16 September 2020
The Author Spotlight Series shines a light on writers creating heartfelt and original work across genres, giving them an opportunity to talk about their books and why they do what they do.
Danny Ramadan is a Syrian-Canadian author, public speaker and LGBTQ-refugees activist. His debut novel, The Clothesline Swing, won the Independent Publisher Book Award, The Canadian Authors Association’s award for Best Fiction, and was shortlisted for Evergreen Award, Sunburst Award and a Lambda Award. The novel is translated to French, German and Hebrew. His children’s book, Salma the Syrian Chef, was published in March 2020 to positive reviews. He is currently finalizing his next novel, The Foghorn Echoes.
Danny graduated with an MFA in Creative Writing from the University of British Columbia and lives in Vancouver with his husband, Matthew Ramadan.
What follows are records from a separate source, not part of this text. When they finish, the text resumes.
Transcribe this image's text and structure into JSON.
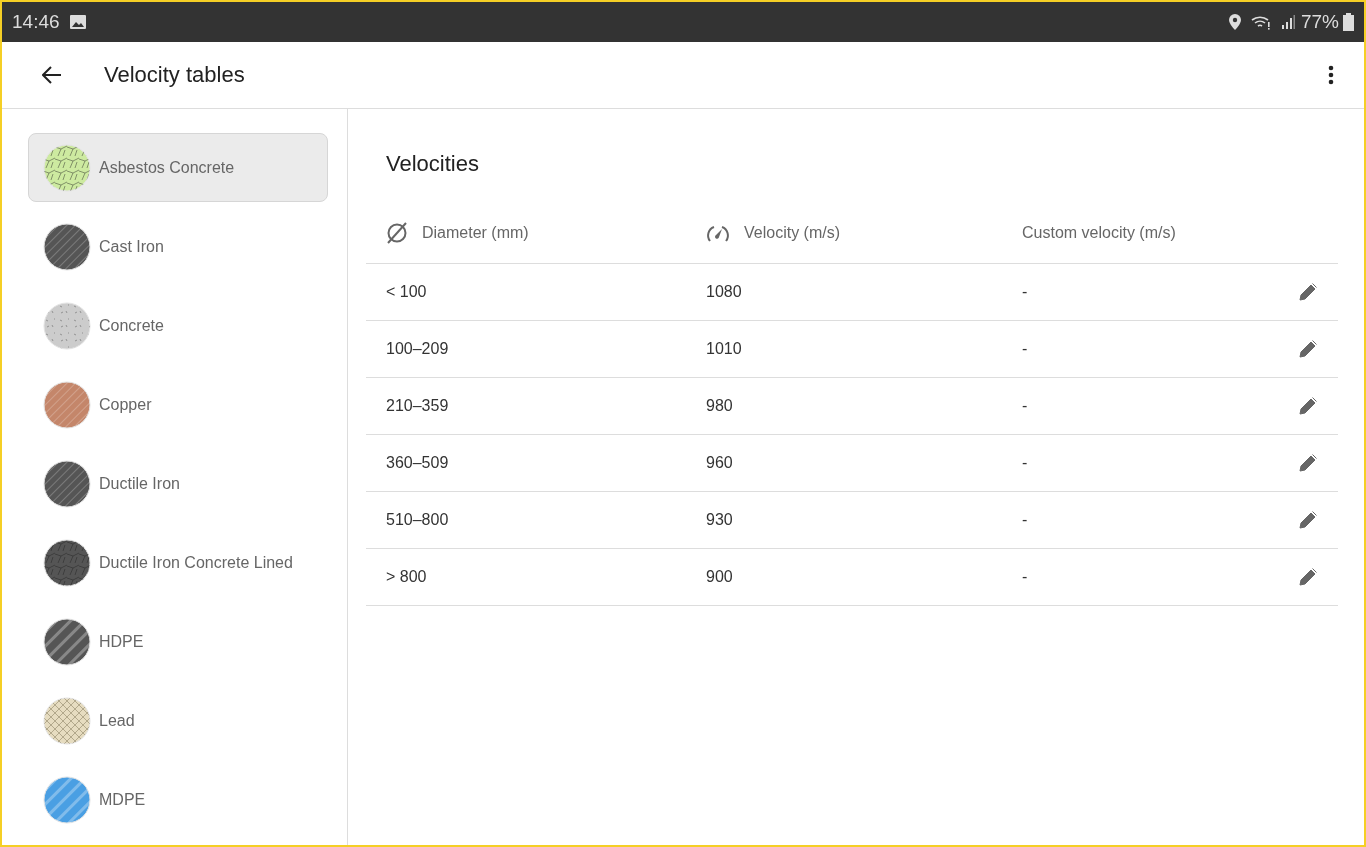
{
  "status_bar": {
    "time": "14:46",
    "battery": "77%"
  },
  "app_bar": {
    "title": "Velocity tables"
  },
  "sidebar": {
    "items": [
      {
        "label": "Asbestos Concrete",
        "selected": true,
        "color": "#cdeaa0",
        "kind": "cracked"
      },
      {
        "label": "Cast Iron",
        "selected": false,
        "color": "#555555",
        "kind": "stripes"
      },
      {
        "label": "Concrete",
        "selected": false,
        "color": "#cccccc",
        "kind": "speckled"
      },
      {
        "label": "Copper",
        "selected": false,
        "color": "#c4866a",
        "kind": "stripes"
      },
      {
        "label": "Ductile Iron",
        "selected": false,
        "color": "#555555",
        "kind": "stripes"
      },
      {
        "label": "Ductile Iron Concrete Lined",
        "selected": false,
        "color": "#555555",
        "kind": "cracked"
      },
      {
        "label": "HDPE",
        "selected": false,
        "color": "#555555",
        "kind": "bands"
      },
      {
        "label": "Lead",
        "selected": false,
        "color": "#e6dcc0",
        "kind": "crosshatch"
      },
      {
        "label": "MDPE",
        "selected": false,
        "color": "#4a9fe3",
        "kind": "bands"
      }
    ]
  },
  "content": {
    "title": "Velocities",
    "table": {
      "columns": [
        "Diameter (mm)",
        "Velocity (m/s)",
        "Custom velocity (m/s)"
      ],
      "rows": [
        [
          "< 100",
          "1080",
          "-"
        ],
        [
          "100–209",
          "1010",
          "-"
        ],
        [
          "210–359",
          "980",
          "-"
        ],
        [
          "360–509",
          "960",
          "-"
        ],
        [
          "510–800",
          "930",
          "-"
        ],
        [
          "> 800",
          "900",
          "-"
        ]
      ]
    }
  }
}
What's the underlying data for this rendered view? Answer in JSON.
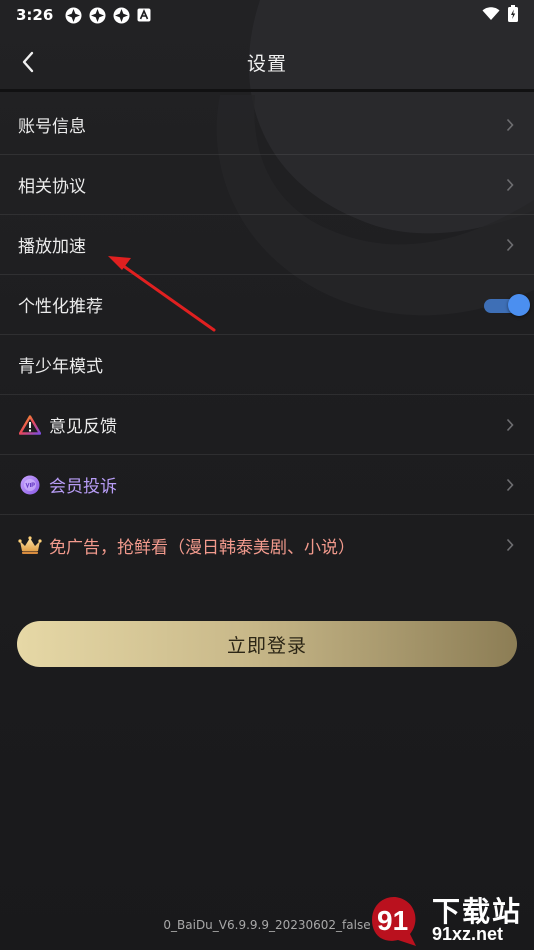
{
  "status_bar": {
    "time": "3:26",
    "icons_left": [
      "notification-icon",
      "notification-icon",
      "notification-icon",
      "a-badge-icon"
    ],
    "icons_right": [
      "wifi-icon",
      "battery-icon"
    ]
  },
  "header": {
    "back_icon": "chevron-left-icon",
    "title": "设置"
  },
  "settings": {
    "items": [
      {
        "label": "账号信息",
        "trailing": "chevron"
      },
      {
        "label": "相关协议",
        "trailing": "chevron"
      },
      {
        "label": "播放加速",
        "trailing": "chevron"
      },
      {
        "label": "个性化推荐",
        "trailing": "toggle",
        "toggle_on": true
      },
      {
        "label": "青少年模式",
        "trailing": "none"
      },
      {
        "label": "意见反馈",
        "icon": "warning-triangle-icon",
        "trailing": "chevron"
      },
      {
        "label": "会员投诉",
        "icon": "vip-badge-icon",
        "trailing": "chevron"
      },
      {
        "label": "免广告，抢鲜看（漫日韩泰美剧、小说）",
        "icon": "crown-icon",
        "trailing": "chevron"
      }
    ]
  },
  "login_button": {
    "label": "立即登录"
  },
  "version": "0_BaiDu_V6.9.9.9_20230602_false",
  "watermark": {
    "logo": "91",
    "title": "下载站",
    "site": "91xz.net"
  },
  "colors": {
    "background": "#1b1b1d",
    "toggle_accent": "#4b8ff0",
    "vip_text": "#b79cf5",
    "promo_text": "#f29a8d",
    "login_gold": "#d8c898",
    "annotation_arrow": "#e02020"
  }
}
When did you know you wanted to be a writer?
I think it’s almost cliché now to say that I have always been a writer. I channeled all of my childhood playtime into creating theatre plays for my cousins and myself to enact, I collected the lyrics of songs I loved, and read poetry that I was too young to understand. I remember clearly that I was twelve when my father asked me, in front of our whole extended family, what I want to be when I grow up, and I answered, quite proudly, that I want to be a writer.
Of course, the whole family laughed, and they made fun of me for years after. But, I genuinely didn’t understand why that was such a laughable matter. Well, other than the mounting bills and the endless struggle over the years until I reached a point of relative success, I think writing is a pretty solid career. No?
Do you remember the first thing you ever wrote?
Yes. It was a short poem that I wrote for my grandmother. It really had some serious rhymes and some impossibly cheesy metaphors. I won’t repeat it even if you paid me a million dollars for it.
How did you develop your skills?
Well, I’m lucky enough that my education back in Syria focused quite a lot on Arabic literature and Arabic theatre. Arabic as a language is not only the means of communication, but it’s also an infused aspect of the Islamic religion. I am not religious by all means, but I grew up in a religious home that valued a deep look at the intricate ways Arabic as a language turned a phrase in the Quran, and what possible meanings are there for each and every metaphor the Holy Book had. So it was natural for me to read Arabic and to write in it with that deep understanding of the language.
Then comes English, which benefited quite a lot from my love for the Backstreet Boys as a queer teenager and my need to understand the lyrics of their songs. I learned the language on my own, with very little support from family or the school system. I moved then to reading in English, and found some fantastic gems. I have to say that when I wrote The Clothesline Swing, my debut novel, I did not have any formal education in the English language.
Now, I graduated from the University of British Columbia with a Master in Fine Arts – Creative Writing. I spent two years digging deep into the studies, trying to give names to things I know how to do, then enhance those skills I built on my own. It was truly a meaningful experience as I learned a lot about my own writing, and how to leave you with the feeling that you didn’t only read a good piece of fiction, but you were also reading a good storyteller.
Who are some of your biggest literary influences? Do you have a favourite book/author?
I still hold on to my love for Gabriel Garcia Marquiz, which was one of my first influencers in my career as an author. I stepped away, slowly but surely, from his world of magic realism into my own style of writing, but I can still feel his words creeping up on my writing every now and then. Other authors that stand out for me are Egyptian author Radwa Ashour, whom I had the pleasure of meeting back in Cairo, Syrian poet Nizar Qabani, and Syrian dramatist Saad Allah Wannous.
Currently, I’m influenced by the writing of my peers and my friends in CanLit, Michael V. Smith, Joshua Whitehead, Alicia Elliot, Jael Richardson, Amber Dawn, and many others. Too many to name all.
How would you describe your work?
I’m interested, at least currently, in the navigation and the aftermath of trauma on the folks identifying within both the Queer community and the refugee community. I’m interested in keeping the memories of Syria alive through my writing, as well as digging deep into the diaspora experience. I think that there are millions of refugee stories out there that I’m interested in tackling, and I cannot wait for you to read all of them.
What’s your writing process like?
I used to think of my writing as a starting point. I sit down with an idea of a scene, and write and see where I would go from there. I think that dramatically changed over the past years, as I became more interested in writing novels. Novels require a steady hand and a calculated mind to create. I spent a lot of time working on the intricate details of my plotlines before I sat down to write my next novel. Then after, I spent a lot of time thinking of themes to my metaphors and similes, and aspects of my characters’ developments. I however think that both styles of writing are valid. You just got to go with what makes your heart sing as you write.
What are you working on now/next?
I’m in the final stages of my next novel, The Foghorn Echoes. I’m also working on a collection of short stories called The Eight Gates of Damascus, and probably then I will focus on a YA novel called Son of the Silk Maker.
Danny will appear (online) at Words Vancouver September 22nd and 27th